Wildflowers · Wildlife
The trails around the Franklin Mountains are often rocky and technical, so runners unfamiliar with rough terrain should use caution. Trail shoes with rock plates are strongly recommended.
El Paso is in the desert, so be wise about the climate. Summers are regularly in the 90's or above, winters will drop to the 30's and 40's. Lightning storms are frequent in the late afternoons during the warmer months. Winds are frequent and gusts over 50 mph are not unusual. Dust storms, strongest in the late spring, can be hazardous and reduce visibility to less than a quarter mile. Check the weather before you go, and let someone know where you will be.

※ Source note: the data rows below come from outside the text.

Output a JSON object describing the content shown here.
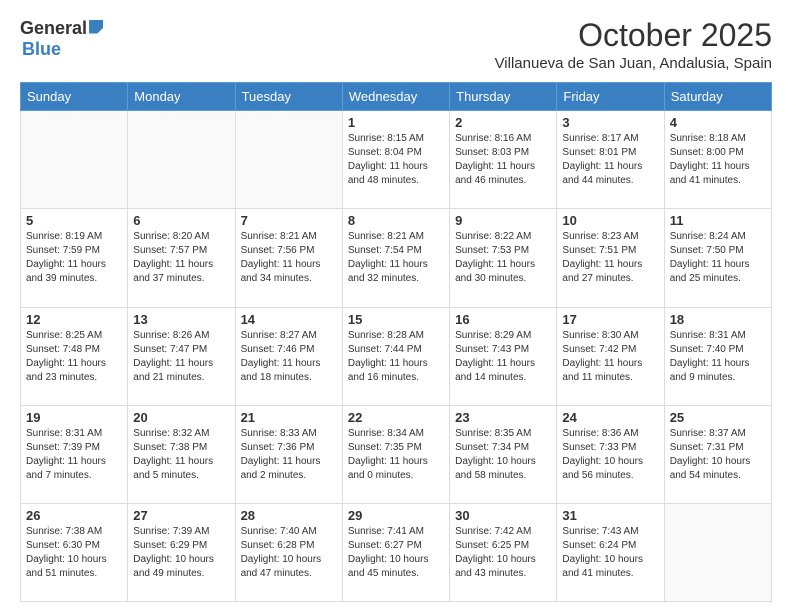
{
  "header": {
    "logo_general": "General",
    "logo_blue": "Blue",
    "month_title": "October 2025",
    "location": "Villanueva de San Juan, Andalusia, Spain"
  },
  "days_of_week": [
    "Sunday",
    "Monday",
    "Tuesday",
    "Wednesday",
    "Thursday",
    "Friday",
    "Saturday"
  ],
  "weeks": [
    [
      {
        "day": "",
        "info": ""
      },
      {
        "day": "",
        "info": ""
      },
      {
        "day": "",
        "info": ""
      },
      {
        "day": "1",
        "info": "Sunrise: 8:15 AM\nSunset: 8:04 PM\nDaylight: 11 hours and 48 minutes."
      },
      {
        "day": "2",
        "info": "Sunrise: 8:16 AM\nSunset: 8:03 PM\nDaylight: 11 hours and 46 minutes."
      },
      {
        "day": "3",
        "info": "Sunrise: 8:17 AM\nSunset: 8:01 PM\nDaylight: 11 hours and 44 minutes."
      },
      {
        "day": "4",
        "info": "Sunrise: 8:18 AM\nSunset: 8:00 PM\nDaylight: 11 hours and 41 minutes."
      }
    ],
    [
      {
        "day": "5",
        "info": "Sunrise: 8:19 AM\nSunset: 7:59 PM\nDaylight: 11 hours and 39 minutes."
      },
      {
        "day": "6",
        "info": "Sunrise: 8:20 AM\nSunset: 7:57 PM\nDaylight: 11 hours and 37 minutes."
      },
      {
        "day": "7",
        "info": "Sunrise: 8:21 AM\nSunset: 7:56 PM\nDaylight: 11 hours and 34 minutes."
      },
      {
        "day": "8",
        "info": "Sunrise: 8:21 AM\nSunset: 7:54 PM\nDaylight: 11 hours and 32 minutes."
      },
      {
        "day": "9",
        "info": "Sunrise: 8:22 AM\nSunset: 7:53 PM\nDaylight: 11 hours and 30 minutes."
      },
      {
        "day": "10",
        "info": "Sunrise: 8:23 AM\nSunset: 7:51 PM\nDaylight: 11 hours and 27 minutes."
      },
      {
        "day": "11",
        "info": "Sunrise: 8:24 AM\nSunset: 7:50 PM\nDaylight: 11 hours and 25 minutes."
      }
    ],
    [
      {
        "day": "12",
        "info": "Sunrise: 8:25 AM\nSunset: 7:48 PM\nDaylight: 11 hours and 23 minutes."
      },
      {
        "day": "13",
        "info": "Sunrise: 8:26 AM\nSunset: 7:47 PM\nDaylight: 11 hours and 21 minutes."
      },
      {
        "day": "14",
        "info": "Sunrise: 8:27 AM\nSunset: 7:46 PM\nDaylight: 11 hours and 18 minutes."
      },
      {
        "day": "15",
        "info": "Sunrise: 8:28 AM\nSunset: 7:44 PM\nDaylight: 11 hours and 16 minutes."
      },
      {
        "day": "16",
        "info": "Sunrise: 8:29 AM\nSunset: 7:43 PM\nDaylight: 11 hours and 14 minutes."
      },
      {
        "day": "17",
        "info": "Sunrise: 8:30 AM\nSunset: 7:42 PM\nDaylight: 11 hours and 11 minutes."
      },
      {
        "day": "18",
        "info": "Sunrise: 8:31 AM\nSunset: 7:40 PM\nDaylight: 11 hours and 9 minutes."
      }
    ],
    [
      {
        "day": "19",
        "info": "Sunrise: 8:31 AM\nSunset: 7:39 PM\nDaylight: 11 hours and 7 minutes."
      },
      {
        "day": "20",
        "info": "Sunrise: 8:32 AM\nSunset: 7:38 PM\nDaylight: 11 hours and 5 minutes."
      },
      {
        "day": "21",
        "info": "Sunrise: 8:33 AM\nSunset: 7:36 PM\nDaylight: 11 hours and 2 minutes."
      },
      {
        "day": "22",
        "info": "Sunrise: 8:34 AM\nSunset: 7:35 PM\nDaylight: 11 hours and 0 minutes."
      },
      {
        "day": "23",
        "info": "Sunrise: 8:35 AM\nSunset: 7:34 PM\nDaylight: 10 hours and 58 minutes."
      },
      {
        "day": "24",
        "info": "Sunrise: 8:36 AM\nSunset: 7:33 PM\nDaylight: 10 hours and 56 minutes."
      },
      {
        "day": "25",
        "info": "Sunrise: 8:37 AM\nSunset: 7:31 PM\nDaylight: 10 hours and 54 minutes."
      }
    ],
    [
      {
        "day": "26",
        "info": "Sunrise: 7:38 AM\nSunset: 6:30 PM\nDaylight: 10 hours and 51 minutes."
      },
      {
        "day": "27",
        "info": "Sunrise: 7:39 AM\nSunset: 6:29 PM\nDaylight: 10 hours and 49 minutes."
      },
      {
        "day": "28",
        "info": "Sunrise: 7:40 AM\nSunset: 6:28 PM\nDaylight: 10 hours and 47 minutes."
      },
      {
        "day": "29",
        "info": "Sunrise: 7:41 AM\nSunset: 6:27 PM\nDaylight: 10 hours and 45 minutes."
      },
      {
        "day": "30",
        "info": "Sunrise: 7:42 AM\nSunset: 6:25 PM\nDaylight: 10 hours and 43 minutes."
      },
      {
        "day": "31",
        "info": "Sunrise: 7:43 AM\nSunset: 6:24 PM\nDaylight: 10 hours and 41 minutes."
      },
      {
        "day": "",
        "info": ""
      }
    ]
  ]
}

Mountain biking is popular in the Lost Dog area, and while runners have the right of way over cyclists, it's often the safer option to step or run to the side to allow them to pass. Sometimes you'll get thanked, but usually not - but better to be a good user of the trail than to end up in a cactus, tangled in some guy's derailleur.
West trades the more intense, rugged climb of Little Moab
for a gradual ascent through desert flora. Ocotillo
, yucca, century plants, and cacti can be seen throughout a run here.
Turning north off of North Clyde's Trail
, the path doubles back to the northwest through a shallow valley, bypassing the housing developments to the south while drifting between plant life. After half a mile, the trail forks at a connection to Tin Mine Hill
, with Little Moab
West continuing to the right. The trail slowly begins to increase in grade as it draws closer to Little Moab
Hill. A segment at the halfway point connects to Mayberry
and La Espina
Shortly after reaching a mile into the trail, it takes a quick turn to the right and climbs sharply, ascending to the top of the hill in a few hundred feet. Little Moab
is visible just below and to the left, and after a short distance, it will switchback up the hillside to merge into the trail and continue along the ridge.
Flora & Fauna
The Franklins are filled with desert wildlife and you'll have the chance to see all sorts of plants and animals on trail. Vegetation is best during the rainy months around summer when the desert blooms and the plants turn green. Jackrabbits, lizards and roadrunners are common, occasionally snakes will be on or near the trail. Watch for rattlers and give them a wild berth. If you get caught out past sundown, you may hear a few coyotes. Their howls are unnerving, but they generally leave people alone.
Shared By: Brendan Ross